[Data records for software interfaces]
*** Begin section ***

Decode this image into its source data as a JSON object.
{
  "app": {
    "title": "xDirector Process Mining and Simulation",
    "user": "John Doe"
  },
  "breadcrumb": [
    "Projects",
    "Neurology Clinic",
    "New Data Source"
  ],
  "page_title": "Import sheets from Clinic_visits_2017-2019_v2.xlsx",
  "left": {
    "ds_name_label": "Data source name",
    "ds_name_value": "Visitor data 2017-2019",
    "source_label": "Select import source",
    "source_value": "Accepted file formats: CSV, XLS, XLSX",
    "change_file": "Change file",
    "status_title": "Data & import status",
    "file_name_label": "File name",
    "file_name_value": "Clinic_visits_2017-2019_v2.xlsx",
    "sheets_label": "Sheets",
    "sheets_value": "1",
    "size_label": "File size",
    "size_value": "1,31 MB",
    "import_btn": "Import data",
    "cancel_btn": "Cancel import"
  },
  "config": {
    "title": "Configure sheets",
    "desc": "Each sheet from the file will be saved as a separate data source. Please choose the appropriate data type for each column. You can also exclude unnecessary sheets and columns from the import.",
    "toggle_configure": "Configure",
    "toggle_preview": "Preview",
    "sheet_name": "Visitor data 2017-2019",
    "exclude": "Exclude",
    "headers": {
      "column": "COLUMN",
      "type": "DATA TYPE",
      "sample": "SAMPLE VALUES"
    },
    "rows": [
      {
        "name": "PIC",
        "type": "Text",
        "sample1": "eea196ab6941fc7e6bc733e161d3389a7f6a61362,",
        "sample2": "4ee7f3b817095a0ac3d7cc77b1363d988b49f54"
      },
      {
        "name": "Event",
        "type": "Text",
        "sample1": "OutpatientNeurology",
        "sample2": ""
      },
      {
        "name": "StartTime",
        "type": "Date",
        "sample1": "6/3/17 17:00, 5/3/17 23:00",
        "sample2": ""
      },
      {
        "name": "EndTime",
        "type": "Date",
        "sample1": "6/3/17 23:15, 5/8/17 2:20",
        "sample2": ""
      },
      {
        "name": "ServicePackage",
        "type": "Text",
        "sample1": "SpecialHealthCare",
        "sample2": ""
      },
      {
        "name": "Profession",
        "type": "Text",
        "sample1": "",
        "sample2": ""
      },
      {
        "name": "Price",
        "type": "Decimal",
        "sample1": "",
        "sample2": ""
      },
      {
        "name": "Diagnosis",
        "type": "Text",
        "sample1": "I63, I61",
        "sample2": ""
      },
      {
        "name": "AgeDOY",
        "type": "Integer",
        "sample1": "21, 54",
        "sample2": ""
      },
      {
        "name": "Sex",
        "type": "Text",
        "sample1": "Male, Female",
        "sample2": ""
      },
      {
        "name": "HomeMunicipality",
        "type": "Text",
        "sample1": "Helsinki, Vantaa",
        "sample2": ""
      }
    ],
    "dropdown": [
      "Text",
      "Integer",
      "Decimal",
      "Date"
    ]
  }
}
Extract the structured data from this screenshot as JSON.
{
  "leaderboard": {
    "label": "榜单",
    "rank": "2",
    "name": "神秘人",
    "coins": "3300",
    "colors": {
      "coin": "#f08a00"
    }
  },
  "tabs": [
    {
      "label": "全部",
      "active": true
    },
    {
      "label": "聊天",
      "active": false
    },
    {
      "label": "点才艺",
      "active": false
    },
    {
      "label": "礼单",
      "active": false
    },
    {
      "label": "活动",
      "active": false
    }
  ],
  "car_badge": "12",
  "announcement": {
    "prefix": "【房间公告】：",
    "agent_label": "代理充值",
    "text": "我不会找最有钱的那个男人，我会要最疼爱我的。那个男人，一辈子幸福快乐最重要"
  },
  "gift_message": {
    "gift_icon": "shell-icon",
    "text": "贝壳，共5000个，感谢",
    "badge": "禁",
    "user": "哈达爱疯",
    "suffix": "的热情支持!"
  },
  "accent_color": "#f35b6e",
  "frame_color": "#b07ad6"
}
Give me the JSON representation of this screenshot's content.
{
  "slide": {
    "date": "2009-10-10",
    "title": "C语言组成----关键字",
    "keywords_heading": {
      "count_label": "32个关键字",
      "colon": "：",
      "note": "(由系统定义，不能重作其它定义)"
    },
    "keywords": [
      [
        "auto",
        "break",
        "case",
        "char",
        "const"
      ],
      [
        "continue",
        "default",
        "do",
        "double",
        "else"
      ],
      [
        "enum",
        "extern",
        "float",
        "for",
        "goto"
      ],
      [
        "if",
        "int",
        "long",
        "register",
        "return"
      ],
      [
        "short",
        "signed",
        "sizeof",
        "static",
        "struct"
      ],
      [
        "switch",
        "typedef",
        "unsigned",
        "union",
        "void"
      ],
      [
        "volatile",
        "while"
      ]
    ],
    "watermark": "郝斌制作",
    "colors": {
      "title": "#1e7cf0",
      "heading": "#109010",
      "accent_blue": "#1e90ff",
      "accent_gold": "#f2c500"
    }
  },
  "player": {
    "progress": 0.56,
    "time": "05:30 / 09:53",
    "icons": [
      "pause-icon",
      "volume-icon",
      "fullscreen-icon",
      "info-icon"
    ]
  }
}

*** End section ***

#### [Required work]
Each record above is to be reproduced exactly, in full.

#### [Response for this exercise]
Decode this image into its source data as a JSON object.
{
  "app": {
    "title": "xDirector Process Mining and Simulation",
    "user": "John Doe"
  },
  "breadcrumb": [
    "Projects",
    "Neurology Clinic",
    "New Data Source"
  ],
  "page_title": "Import sheets from Clinic_visits_2017-2019_v2.xlsx",
  "left": {
    "ds_name_label": "Data source name",
    "ds_name_value": "Visitor data 2017-2019",
    "source_label": "Select import source",
    "source_value": "Accepted file formats: CSV, XLS, XLSX",
    "change_file": "Change file",
    "status_title": "Data & import status",
    "file_name_label": "File name",
    "file_name_value": "Clinic_visits_2017-2019_v2.xlsx",
    "sheets_label": "Sheets",
    "sheets_value": "1",
    "size_label": "File size",
    "size_value": "1,31 MB",
    "import_btn": "Import data",
    "cancel_btn": "Cancel import"
  },
  "config": {
    "title": "Configure sheets",
    "desc": "Each sheet from the file will be saved as a separate data source. Please choose the appropriate data type for each column. You can also exclude unnecessary sheets and columns from the import.",
    "toggle_configure": "Configure",
    "toggle_preview": "Preview",
    "sheet_name": "Visitor data 2017-2019",
    "exclude": "Exclude",
    "headers": {
      "column": "COLUMN",
      "type": "DATA TYPE",
      "sample": "SAMPLE VALUES"
    },
    "rows": [
      {
        "name": "PIC",
        "type": "Text",
        "sample1": "eea196ab6941fc7e6bc733e161d3389a7f6a61362,",
        "sample2": "4ee7f3b817095a0ac3d7cc77b1363d988b49f54"
      },
      {
        "name": "Event",
        "type": "Text",
        "sample1": "OutpatientNeurology",
        "sample2": ""
      },
      {
        "name": "StartTime",
        "type": "Date",
        "sample1": "6/3/17 17:00, 5/3/17 23:00",
        "sample2": ""
      },
      {
        "name": "EndTime",
        "type": "Date",
        "sample1": "6/3/17 23:15, 5/8/17 2:20",
        "sample2": ""
      },
      {
        "name": "ServicePackage",
        "type": "Text",
        "sample1": "SpecialHealthCare",
        "sample2": ""
      },
      {
        "name": "Profession",
        "type": "Text",
        "sample1": "",
        "sample2": ""
      },
      {
        "name": "Price",
        "type": "Decimal",
        "sample1": "",
        "sample2": ""
      },
      {
        "name": "Diagnosis",
        "type": "Text",
        "sample1": "I63, I61",
        "sample2": ""
      },
      {
        "name": "AgeDOY",
        "type": "Integer",
        "sample1": "21, 54",
        "sample2": ""
      },
      {
        "name": "Sex",
        "type": "Text",
        "sample1": "Male, Female",
        "sample2": ""
      },
      {
        "name": "HomeMunicipality",
        "type": "Text",
        "sample1": "Helsinki, Vantaa",
        "sample2": ""
      }
    ],
    "dropdown": [
      "Text",
      "Integer",
      "Decimal",
      "Date"
    ]
  }
}
Extract the structured data from this screenshot as JSON.
{
  "leaderboard": {
    "label": "榜单",
    "rank": "2",
    "name": "神秘人",
    "coins": "3300",
    "colors": {
      "coin": "#f08a00"
    }
  },
  "tabs": [
    {
      "label": "全部",
      "active": true
    },
    {
      "label": "聊天",
      "active": false
    },
    {
      "label": "点才艺",
      "active": false
    },
    {
      "label": "礼单",
      "active": false
    },
    {
      "label": "活动",
      "active": false
    }
  ],
  "car_badge": "12",
  "announcement": {
    "prefix": "【房间公告】：",
    "agent_label": "代理充值",
    "text": "我不会找最有钱的那个男人，我会要最疼爱我的。那个男人，一辈子幸福快乐最重要"
  },
  "gift_message": {
    "gift_icon": "shell-icon",
    "text": "贝壳，共5000个，感谢",
    "badge": "禁",
    "user": "哈达爱疯",
    "suffix": "的热情支持!"
  },
  "accent_color": "#f35b6e",
  "frame_color": "#b07ad6"
}
Give me the JSON representation of this screenshot's content.
{
  "slide": {
    "date": "2009-10-10",
    "title": "C语言组成----关键字",
    "keywords_heading": {
      "count_label": "32个关键字",
      "colon": "：",
      "note": "(由系统定义，不能重作其它定义)"
    },
    "keywords": [
      [
        "auto",
        "break",
        "case",
        "char",
        "const"
      ],
      [
        "continue",
        "default",
        "do",
        "double",
        "else"
      ],
      [
        "enum",
        "extern",
        "float",
        "for",
        "goto"
      ],
      [
        "if",
        "int",
        "long",
        "register",
        "return"
      ],
      [
        "short",
        "signed",
        "sizeof",
        "static",
        "struct"
      ],
      [
        "switch",
        "typedef",
        "unsigned",
        "union",
        "void"
      ],
      [
        "volatile",
        "while"
      ]
    ],
    "watermark": "郝斌制作",
    "colors": {
      "title": "#1e7cf0",
      "heading": "#109010",
      "accent_blue": "#1e90ff",
      "accent_gold": "#f2c500"
    }
  },
  "player": {
    "progress": 0.56,
    "time": "05:30 / 09:53",
    "icons": [
      "pause-icon",
      "volume-icon",
      "fullscreen-icon",
      "info-icon"
    ]
  }
}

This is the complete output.